WHAT TO PRODUCE: How many of the lines below have "painpoints" in them? Say the number and nothing more.

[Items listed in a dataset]
^^^^
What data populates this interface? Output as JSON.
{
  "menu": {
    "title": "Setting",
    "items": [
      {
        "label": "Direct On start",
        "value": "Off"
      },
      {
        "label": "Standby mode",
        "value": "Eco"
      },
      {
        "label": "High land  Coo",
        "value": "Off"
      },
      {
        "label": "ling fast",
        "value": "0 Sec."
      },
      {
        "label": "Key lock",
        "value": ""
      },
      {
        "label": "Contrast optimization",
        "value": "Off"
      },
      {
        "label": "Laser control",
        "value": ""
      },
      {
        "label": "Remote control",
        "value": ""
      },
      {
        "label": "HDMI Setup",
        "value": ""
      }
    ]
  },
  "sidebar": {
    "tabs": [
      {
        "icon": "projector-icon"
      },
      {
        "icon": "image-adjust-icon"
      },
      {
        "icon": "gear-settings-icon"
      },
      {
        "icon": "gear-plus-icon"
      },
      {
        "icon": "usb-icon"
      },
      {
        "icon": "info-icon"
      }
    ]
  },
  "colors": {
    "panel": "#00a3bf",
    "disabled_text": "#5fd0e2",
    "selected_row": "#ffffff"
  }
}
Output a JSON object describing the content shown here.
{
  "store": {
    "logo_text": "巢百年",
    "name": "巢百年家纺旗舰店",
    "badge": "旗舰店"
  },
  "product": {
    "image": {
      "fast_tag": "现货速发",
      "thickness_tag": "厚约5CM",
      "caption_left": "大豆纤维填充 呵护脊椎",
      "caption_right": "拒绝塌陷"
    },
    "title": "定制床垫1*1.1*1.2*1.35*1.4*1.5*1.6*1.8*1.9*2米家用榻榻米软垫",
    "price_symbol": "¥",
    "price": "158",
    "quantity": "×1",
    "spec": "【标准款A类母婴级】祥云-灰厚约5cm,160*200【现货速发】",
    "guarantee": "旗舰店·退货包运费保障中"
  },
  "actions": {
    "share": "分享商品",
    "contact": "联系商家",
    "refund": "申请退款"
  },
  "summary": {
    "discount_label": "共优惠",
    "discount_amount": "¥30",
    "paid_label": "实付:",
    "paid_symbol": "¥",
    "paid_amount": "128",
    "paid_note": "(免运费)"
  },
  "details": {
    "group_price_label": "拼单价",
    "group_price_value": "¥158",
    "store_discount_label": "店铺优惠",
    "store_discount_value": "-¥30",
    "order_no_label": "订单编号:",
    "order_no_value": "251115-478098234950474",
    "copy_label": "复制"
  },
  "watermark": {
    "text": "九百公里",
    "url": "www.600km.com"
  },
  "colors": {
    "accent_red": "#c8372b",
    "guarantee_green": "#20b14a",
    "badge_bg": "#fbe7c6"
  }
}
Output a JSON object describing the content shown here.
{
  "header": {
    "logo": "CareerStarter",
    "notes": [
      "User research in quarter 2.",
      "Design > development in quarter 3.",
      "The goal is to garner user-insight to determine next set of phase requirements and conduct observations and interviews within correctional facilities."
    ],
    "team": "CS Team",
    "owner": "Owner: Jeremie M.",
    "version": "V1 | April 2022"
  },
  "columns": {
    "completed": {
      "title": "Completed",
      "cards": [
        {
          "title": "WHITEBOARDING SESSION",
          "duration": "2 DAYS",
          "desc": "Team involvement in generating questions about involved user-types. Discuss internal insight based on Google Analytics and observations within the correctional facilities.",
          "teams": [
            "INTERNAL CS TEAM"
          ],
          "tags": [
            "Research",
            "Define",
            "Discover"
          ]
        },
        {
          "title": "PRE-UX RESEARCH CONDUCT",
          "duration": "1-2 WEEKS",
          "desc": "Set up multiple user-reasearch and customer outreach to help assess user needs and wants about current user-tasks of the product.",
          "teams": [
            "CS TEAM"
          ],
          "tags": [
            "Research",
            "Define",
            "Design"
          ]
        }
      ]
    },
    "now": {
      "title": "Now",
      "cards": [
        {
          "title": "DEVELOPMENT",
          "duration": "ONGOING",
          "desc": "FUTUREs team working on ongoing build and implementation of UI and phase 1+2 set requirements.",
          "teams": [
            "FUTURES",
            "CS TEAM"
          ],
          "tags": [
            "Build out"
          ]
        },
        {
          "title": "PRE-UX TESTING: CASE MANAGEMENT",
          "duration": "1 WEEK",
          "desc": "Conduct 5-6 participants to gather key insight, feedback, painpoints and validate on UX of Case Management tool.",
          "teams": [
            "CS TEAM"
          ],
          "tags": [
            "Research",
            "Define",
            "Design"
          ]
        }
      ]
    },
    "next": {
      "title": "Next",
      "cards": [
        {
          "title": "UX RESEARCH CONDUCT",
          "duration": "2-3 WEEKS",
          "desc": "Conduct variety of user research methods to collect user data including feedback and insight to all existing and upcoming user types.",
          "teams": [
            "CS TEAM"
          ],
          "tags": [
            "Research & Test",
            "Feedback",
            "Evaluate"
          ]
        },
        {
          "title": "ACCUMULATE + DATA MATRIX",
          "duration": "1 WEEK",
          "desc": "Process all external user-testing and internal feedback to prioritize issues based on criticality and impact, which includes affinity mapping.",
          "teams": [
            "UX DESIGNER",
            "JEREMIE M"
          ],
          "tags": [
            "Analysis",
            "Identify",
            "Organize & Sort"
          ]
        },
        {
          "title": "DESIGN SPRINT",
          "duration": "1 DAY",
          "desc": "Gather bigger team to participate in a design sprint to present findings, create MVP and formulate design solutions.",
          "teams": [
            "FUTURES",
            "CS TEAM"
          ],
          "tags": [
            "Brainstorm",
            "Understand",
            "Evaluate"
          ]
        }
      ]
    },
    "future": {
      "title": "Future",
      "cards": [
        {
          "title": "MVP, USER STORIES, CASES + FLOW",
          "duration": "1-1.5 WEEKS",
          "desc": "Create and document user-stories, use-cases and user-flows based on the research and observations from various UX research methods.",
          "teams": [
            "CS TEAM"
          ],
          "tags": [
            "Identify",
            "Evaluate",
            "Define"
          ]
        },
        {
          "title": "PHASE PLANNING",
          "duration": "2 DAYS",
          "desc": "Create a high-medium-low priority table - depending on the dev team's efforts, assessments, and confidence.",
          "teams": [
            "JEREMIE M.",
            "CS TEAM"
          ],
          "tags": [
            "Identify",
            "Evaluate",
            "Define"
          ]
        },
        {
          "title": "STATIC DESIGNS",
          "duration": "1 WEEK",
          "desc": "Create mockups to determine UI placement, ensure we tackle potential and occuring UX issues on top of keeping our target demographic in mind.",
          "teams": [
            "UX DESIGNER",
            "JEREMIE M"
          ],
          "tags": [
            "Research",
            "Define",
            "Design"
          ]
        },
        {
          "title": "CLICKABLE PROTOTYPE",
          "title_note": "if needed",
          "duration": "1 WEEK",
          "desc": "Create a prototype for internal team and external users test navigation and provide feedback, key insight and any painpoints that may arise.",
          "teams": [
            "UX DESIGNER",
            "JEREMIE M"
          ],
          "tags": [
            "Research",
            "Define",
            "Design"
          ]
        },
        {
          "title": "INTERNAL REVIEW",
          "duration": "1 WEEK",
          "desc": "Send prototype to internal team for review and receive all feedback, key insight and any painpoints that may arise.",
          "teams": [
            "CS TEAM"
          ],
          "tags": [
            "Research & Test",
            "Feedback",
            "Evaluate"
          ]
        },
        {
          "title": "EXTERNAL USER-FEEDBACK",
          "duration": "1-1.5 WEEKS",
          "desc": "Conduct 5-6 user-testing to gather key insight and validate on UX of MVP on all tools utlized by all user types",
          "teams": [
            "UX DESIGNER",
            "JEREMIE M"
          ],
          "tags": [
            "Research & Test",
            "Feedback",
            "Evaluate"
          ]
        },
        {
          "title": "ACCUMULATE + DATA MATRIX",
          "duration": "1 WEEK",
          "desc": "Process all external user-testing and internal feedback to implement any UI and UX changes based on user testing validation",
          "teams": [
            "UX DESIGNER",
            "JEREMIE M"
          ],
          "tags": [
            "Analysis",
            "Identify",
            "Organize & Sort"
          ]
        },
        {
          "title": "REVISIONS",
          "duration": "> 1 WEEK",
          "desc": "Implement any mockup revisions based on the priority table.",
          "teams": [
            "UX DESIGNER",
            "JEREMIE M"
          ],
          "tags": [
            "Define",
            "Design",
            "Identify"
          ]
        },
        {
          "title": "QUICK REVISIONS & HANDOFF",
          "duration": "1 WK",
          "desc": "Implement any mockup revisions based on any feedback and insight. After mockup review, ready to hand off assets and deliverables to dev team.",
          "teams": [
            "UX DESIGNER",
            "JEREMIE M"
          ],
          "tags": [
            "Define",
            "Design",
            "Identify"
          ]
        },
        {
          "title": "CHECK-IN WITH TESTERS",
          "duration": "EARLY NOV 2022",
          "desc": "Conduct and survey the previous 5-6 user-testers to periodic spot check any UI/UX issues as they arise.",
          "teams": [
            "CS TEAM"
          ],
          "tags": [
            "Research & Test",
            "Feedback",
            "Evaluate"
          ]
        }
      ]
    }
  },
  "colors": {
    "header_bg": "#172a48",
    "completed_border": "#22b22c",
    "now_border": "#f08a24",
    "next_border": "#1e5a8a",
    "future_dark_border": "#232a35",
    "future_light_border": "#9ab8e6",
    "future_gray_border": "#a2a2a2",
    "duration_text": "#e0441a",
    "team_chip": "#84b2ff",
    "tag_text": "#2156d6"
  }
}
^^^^
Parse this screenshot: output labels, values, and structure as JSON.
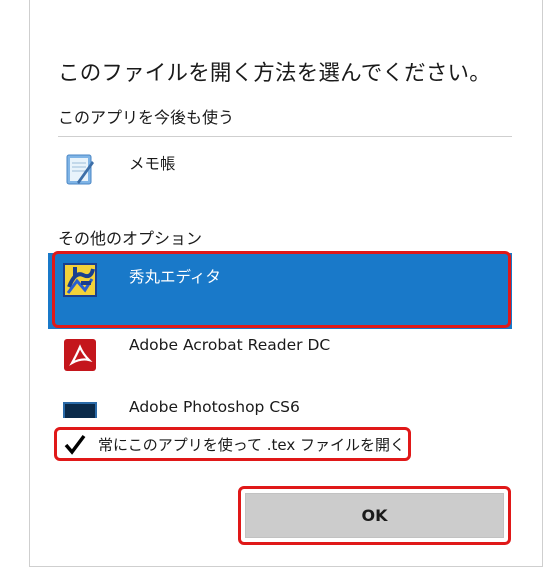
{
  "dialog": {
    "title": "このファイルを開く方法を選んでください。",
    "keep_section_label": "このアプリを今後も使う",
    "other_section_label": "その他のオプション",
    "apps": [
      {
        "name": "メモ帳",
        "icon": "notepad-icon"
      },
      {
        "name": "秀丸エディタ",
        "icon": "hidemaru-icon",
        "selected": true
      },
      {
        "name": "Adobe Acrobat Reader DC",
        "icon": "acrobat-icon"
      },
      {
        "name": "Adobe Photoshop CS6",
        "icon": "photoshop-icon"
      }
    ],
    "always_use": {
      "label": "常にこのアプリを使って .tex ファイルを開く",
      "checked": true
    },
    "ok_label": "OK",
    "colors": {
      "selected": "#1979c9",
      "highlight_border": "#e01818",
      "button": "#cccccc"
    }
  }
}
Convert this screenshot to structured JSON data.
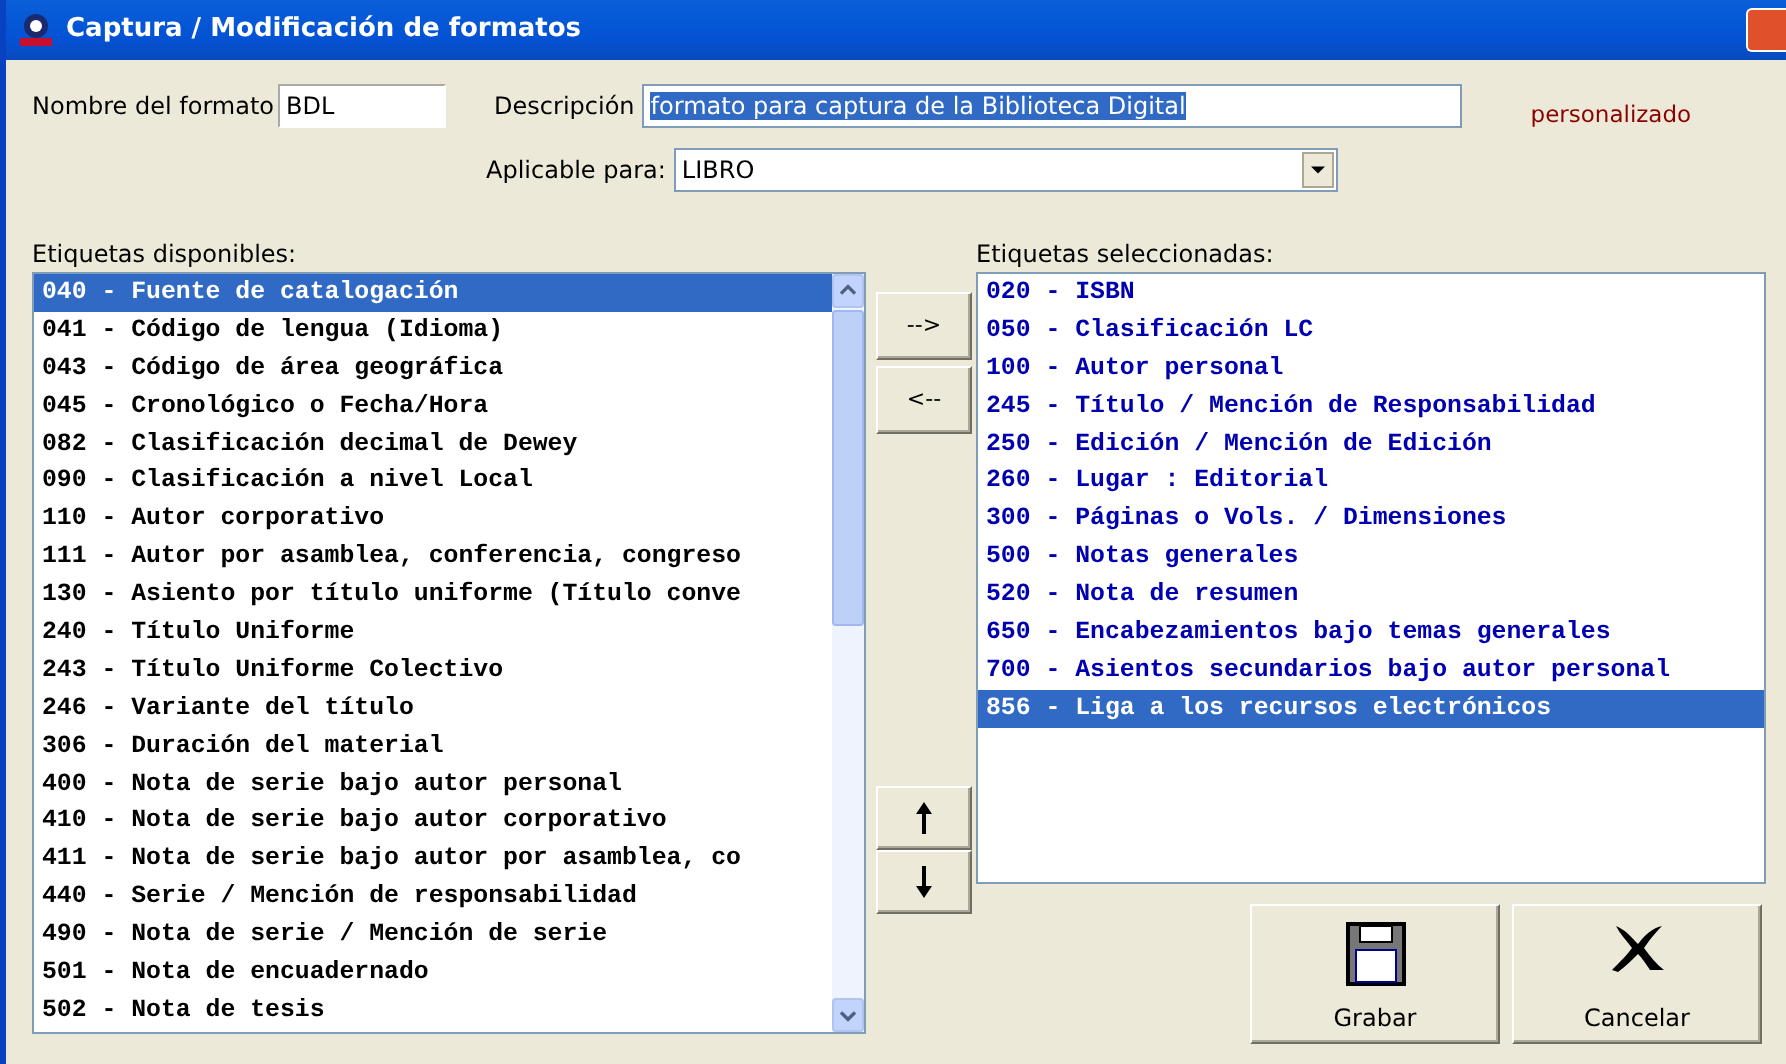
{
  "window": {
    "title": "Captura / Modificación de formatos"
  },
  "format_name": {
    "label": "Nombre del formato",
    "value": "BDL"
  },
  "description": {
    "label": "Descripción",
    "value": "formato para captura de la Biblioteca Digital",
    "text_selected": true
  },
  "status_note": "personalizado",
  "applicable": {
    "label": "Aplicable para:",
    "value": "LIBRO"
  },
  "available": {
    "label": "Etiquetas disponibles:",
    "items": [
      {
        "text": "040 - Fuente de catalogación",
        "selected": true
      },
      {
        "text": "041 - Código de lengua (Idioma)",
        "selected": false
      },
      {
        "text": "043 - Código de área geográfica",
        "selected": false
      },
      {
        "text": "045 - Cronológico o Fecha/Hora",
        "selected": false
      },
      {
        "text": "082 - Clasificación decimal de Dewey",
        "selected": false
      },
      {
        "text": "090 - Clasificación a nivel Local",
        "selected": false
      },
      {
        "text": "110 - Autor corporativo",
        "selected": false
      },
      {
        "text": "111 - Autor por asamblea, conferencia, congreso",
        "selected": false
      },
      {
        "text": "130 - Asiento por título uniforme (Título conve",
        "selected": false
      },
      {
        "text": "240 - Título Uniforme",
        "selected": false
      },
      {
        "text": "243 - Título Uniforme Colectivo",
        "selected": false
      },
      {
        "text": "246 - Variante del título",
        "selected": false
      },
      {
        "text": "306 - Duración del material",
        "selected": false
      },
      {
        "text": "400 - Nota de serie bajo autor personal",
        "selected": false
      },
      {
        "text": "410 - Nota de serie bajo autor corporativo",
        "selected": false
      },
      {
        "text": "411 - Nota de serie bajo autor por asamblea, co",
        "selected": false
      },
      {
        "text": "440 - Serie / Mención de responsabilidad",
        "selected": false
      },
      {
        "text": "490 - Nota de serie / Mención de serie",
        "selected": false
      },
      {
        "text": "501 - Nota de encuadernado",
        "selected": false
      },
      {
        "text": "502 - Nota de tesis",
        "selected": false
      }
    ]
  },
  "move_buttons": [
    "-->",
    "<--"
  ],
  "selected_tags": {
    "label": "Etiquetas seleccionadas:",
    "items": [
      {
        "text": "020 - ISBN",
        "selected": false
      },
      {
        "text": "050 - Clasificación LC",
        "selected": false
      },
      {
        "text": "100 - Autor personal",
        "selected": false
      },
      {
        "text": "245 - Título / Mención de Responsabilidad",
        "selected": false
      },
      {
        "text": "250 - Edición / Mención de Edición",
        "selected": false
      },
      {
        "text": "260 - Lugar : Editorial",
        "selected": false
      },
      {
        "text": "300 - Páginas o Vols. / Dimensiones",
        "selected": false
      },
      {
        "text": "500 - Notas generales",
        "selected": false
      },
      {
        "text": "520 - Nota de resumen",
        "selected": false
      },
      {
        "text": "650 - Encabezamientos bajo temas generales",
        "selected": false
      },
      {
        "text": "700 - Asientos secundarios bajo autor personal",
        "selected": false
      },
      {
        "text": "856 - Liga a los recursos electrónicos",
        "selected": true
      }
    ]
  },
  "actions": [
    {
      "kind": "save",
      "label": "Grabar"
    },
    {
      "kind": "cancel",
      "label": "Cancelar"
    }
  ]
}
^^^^
ANSWER TO THIS PROBLEM: 3